Authors: J. Greiner et al.
First author’s affiliation: Max-Planck-Institut für Extraterrestrische Physik, Garching and Excellence Cluster Universe, Technische Universität München
Paper status: published in Nature
Dear esteemed reader,
Beware! It is summer time and today’s Astrobite deals with two very hot topics that are prevalent on any astronomy related TV program: supernovae and gamma-ray bursts. Observations of supernovae have changed mankind’s world view significantly in the past centuries. Supernovae are crucially important for stellar nucleosynthesis because they produce all elements heavier than iron. Moreover, the observation of SN1572 by Tycho Brahe was extremely important. Even though he interpreted it as a new star rather than a dying star, his observation gave strong evidence that the universe cannot be static beyond the solar system as postulated by the Aristotelian idea. (fun fact: his actual name in Danish is “Tyge Brahe”, which is pronounced like this.)
The first Gamma-ray burst observations, though much more recent in history than SN observations, were enthralling from a scientific aspect, and maybe even more from a political history aspect. During the cold war, the US military launched the Vela satellites to monitor potential nuclear bomb activities in the Soviet Union. In 1967, two of these satellites (Vela 3 and Vela 4) detected a strong signal of gamma radiation that could not be explained by nuclear activities. Later on, researchers in Los Alamos analysed more datasets and found several other gamma-ray burst events. After detailed analysis they concluded that these flashes of gamma-ray signals must be due to very energetic explosions far away from the solar system and they gave it the name gamma-ray burst. Eventually, they published their results six years later in ApJ triggering plenty of papers dealing with the phenomenon. Nowadays, there is agreement among astronomers that a specific type of supernova (SN Ic) is linked to at least some of the bursts in the most common group of gamma-ray bursts. The commonly observed gamma-ray bursts last for more than 2 seconds, which is quite long compared to observations of other bursts. Hence, they are called long-lasting gamma-ray bursts and 70 % of all observed gamma-ray bursts belong to this group.

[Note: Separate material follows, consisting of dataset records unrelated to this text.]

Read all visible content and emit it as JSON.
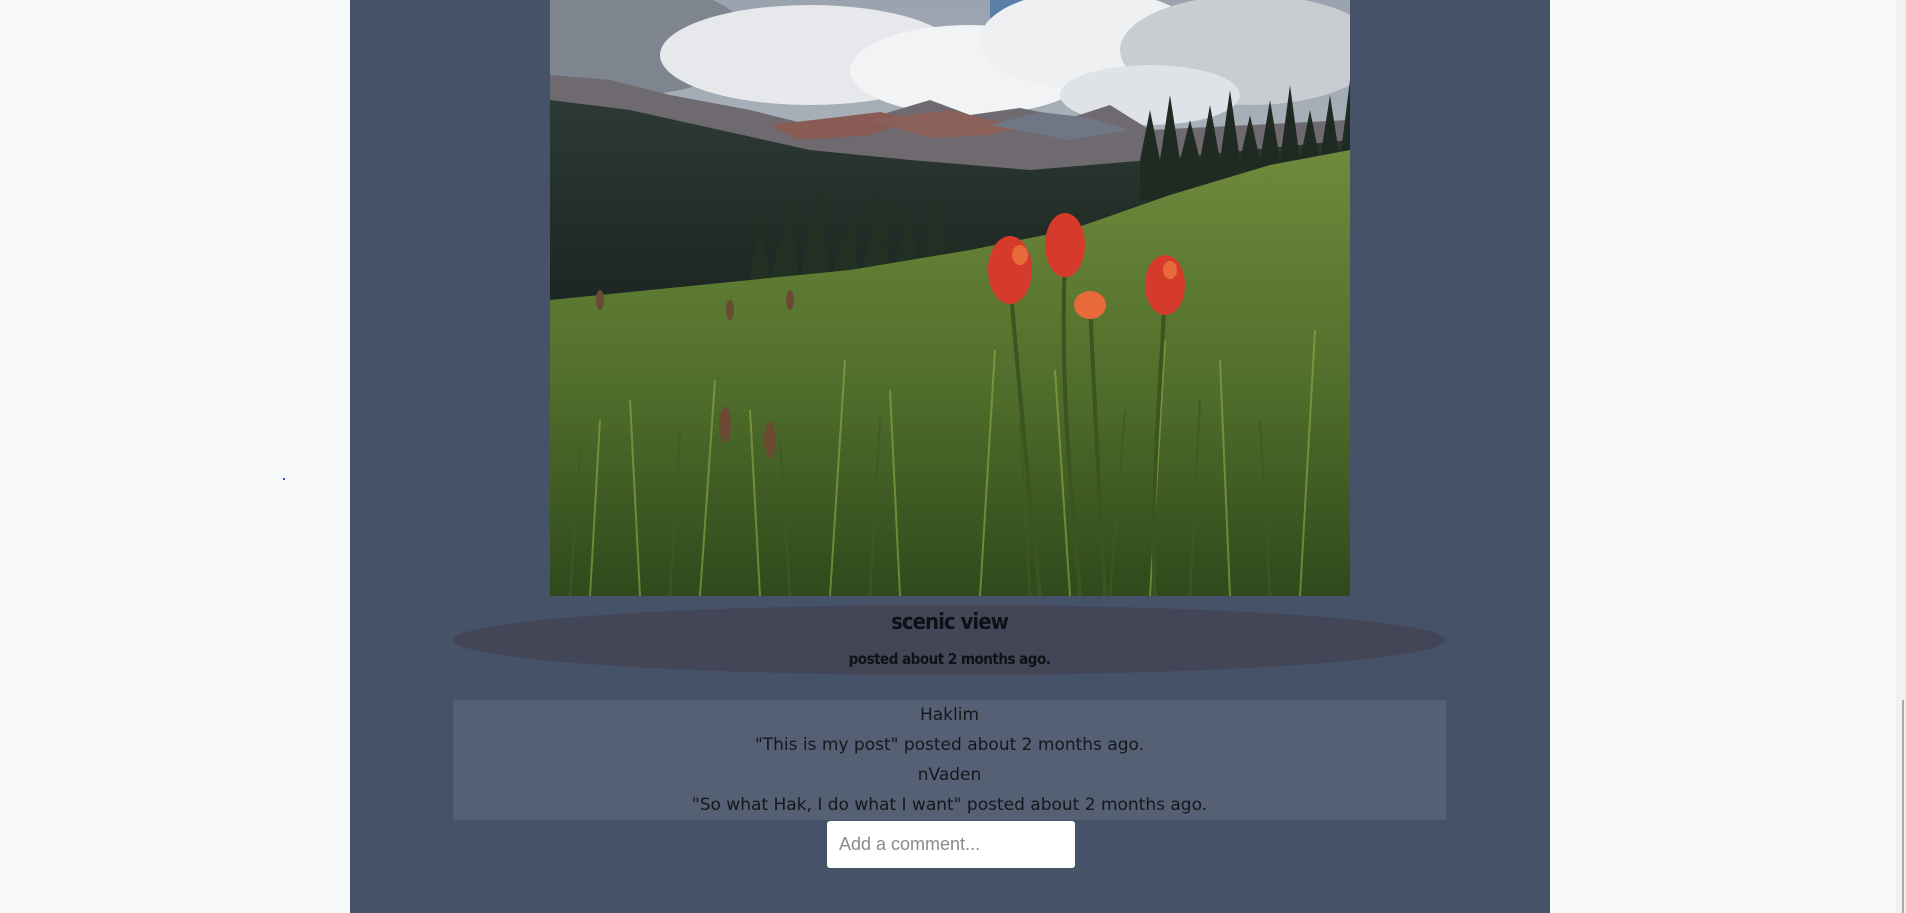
{
  "post": {
    "image_alt": "",
    "title": "scenic view",
    "posted_text": "posted about 2 months ago."
  },
  "comments": [
    {
      "author": "Haklim",
      "text": "\"This is my post\" posted about 2 months ago."
    },
    {
      "author": "nVaden",
      "text": "\"So what Hak, I do what I want\" posted about 2 months ago."
    }
  ],
  "comment_form": {
    "placeholder": "Add a comment..."
  },
  "colors": {
    "page_background": "#f7f8f9",
    "column_background": "#465268",
    "caption_background": "#434657",
    "comments_background": "#566074"
  }
}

Finding a link between gamma-ray bursts and magnetars
The authors of today’s paper extend the picture further to gamma-ray bursts of even longer lifetimes than common long-lasting bursts. They observed a so called ultra-long-duration gamma-ray burst, which is a burst that lasts for more than 10 thousand seconds (more than 2.8 hours). This particular burst (GRB111209) was observed for about 50 days, and it turned out that the burst evolved in time and colour in a very similar way to known GRBs related to type Ic supernovae. However, there are some substantial differences in the spectrum at long wavelengths compared to the spectra observed in supernovae linked with ordinary long-lasting gamma-ray bursts. The observed spectrum hints at a significantly lower metal abundance in the vicinity of this supernova and the authors interpret the observations in the following way:
The supernova is the result of the death of a very heavy star. During the explosion, the inner part of the former heavy star might collapse and form a fast-rotating neutron star with an extremely strong magnetic field around it. The object is therefore called a magnetar and it is extremely energetic. If this energy – or a significant part of it – is released in form of a bipolar jet, it has two consequences in Greiner et al.’s interpretation:

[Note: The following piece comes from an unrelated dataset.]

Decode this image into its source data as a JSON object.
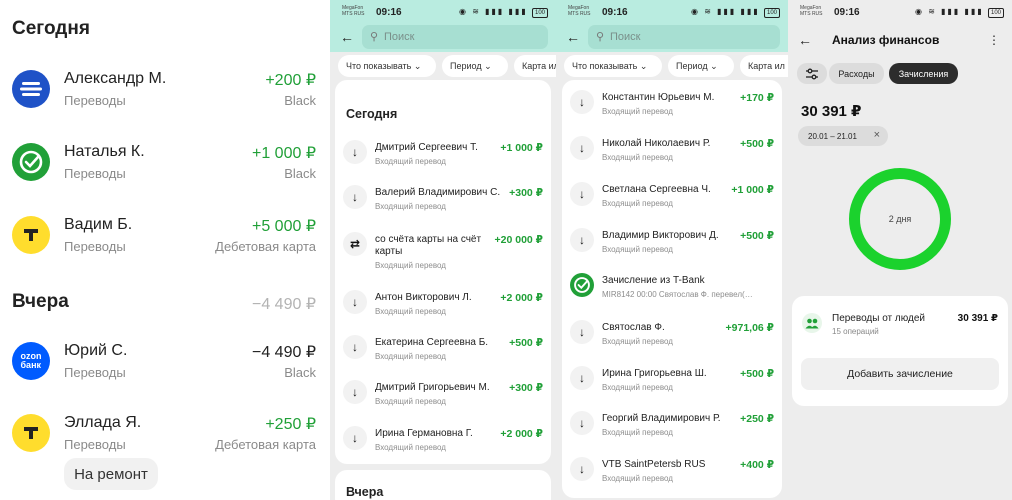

- it causes a strong and long lasting gamma-ray burst.
- the supernova gets powered with additional energy, also increasing its duration.
Finally, the authors test their idea with a physical model that considers the additional injection from a magnetar to the supernova spectrum and they find that it fits the data pretty well, although the best fit of a supernova powered by radioactive decay is also within the error bars (compare dark and light blue curve to dark blue points in figure 1, which is figure 2 in the paper). However, Greiner et al. rule out radioactive decay as the reason for the observed curve, because the derived mass of 56Ni significantly exceeds the known mass in known gamma-ray burst related supernovae significantly.

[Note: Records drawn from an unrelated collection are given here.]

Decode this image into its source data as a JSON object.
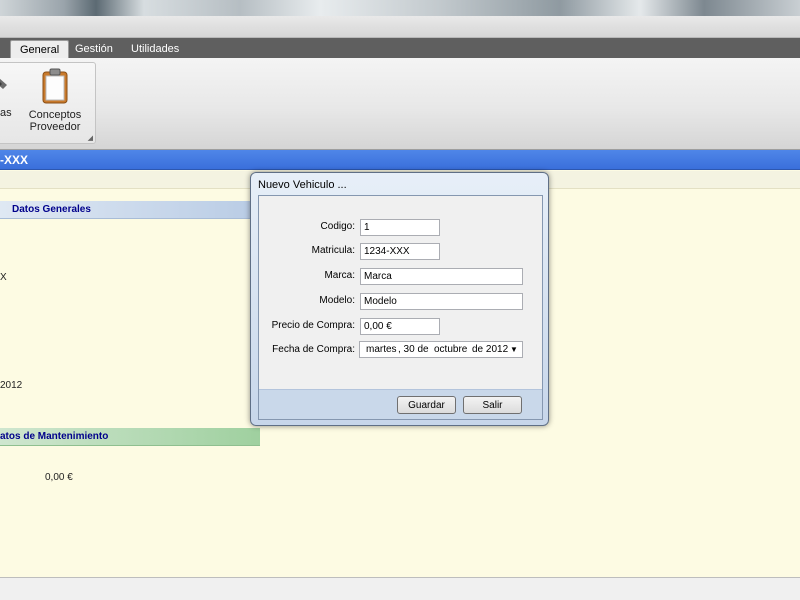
{
  "ribbon": {
    "tabs": [
      {
        "label": "General",
        "active": true
      },
      {
        "label": "Gestión",
        "active": false
      },
      {
        "label": "Utilidades",
        "active": false
      }
    ],
    "buttons": {
      "tools_label": "ientas",
      "conceptos_line1": "Conceptos",
      "conceptos_line2": "Proveedor"
    }
  },
  "record_bar": {
    "text": "-XXX"
  },
  "panel": {
    "section_generales": "Datos Generales",
    "matricula_fragment": "X",
    "fecha_fragment": "2012",
    "section_mantenimiento": "atos de Mantenimiento",
    "importe": "0,00 €"
  },
  "dialog": {
    "title": "Nuevo Vehiculo ...",
    "labels": {
      "codigo": "Codigo:",
      "matricula": "Matricula:",
      "marca": "Marca:",
      "modelo": "Modelo:",
      "precio": "Precio de Compra:",
      "fecha": "Fecha de Compra:"
    },
    "values": {
      "codigo": "1",
      "matricula": "1234-XXX",
      "marca": "Marca",
      "modelo": "Modelo",
      "precio": "0,00 €"
    },
    "date": {
      "weekday": "martes",
      "day": ", 30 de",
      "month": "octubre",
      "year": "de 2012"
    },
    "buttons": {
      "guardar": "Guardar",
      "salir": "Salir"
    }
  },
  "colors": {
    "accent_blue": "#3a6fdb",
    "panel_bg": "#fdfbe3",
    "section_green": "#9fd09f",
    "section_blue": "#b9cce5"
  }
}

The attractive part of their interpretation is that it links two distinct explanations. The considered supernova is more luminous than all known gamma-ray burst related supernovae, though it is less luminous than super-luminous supernovae that are linked to the formation of magnetars. Loosely speaking, you can summarize their interpretation in this way: The particular ultra-long-lasting gamma-ray burst observation combined with the particular supernova is a hybrid of two known effects.
Featured image: Artist impression of a magnetar; credit: Credit: ESA/ATG medialab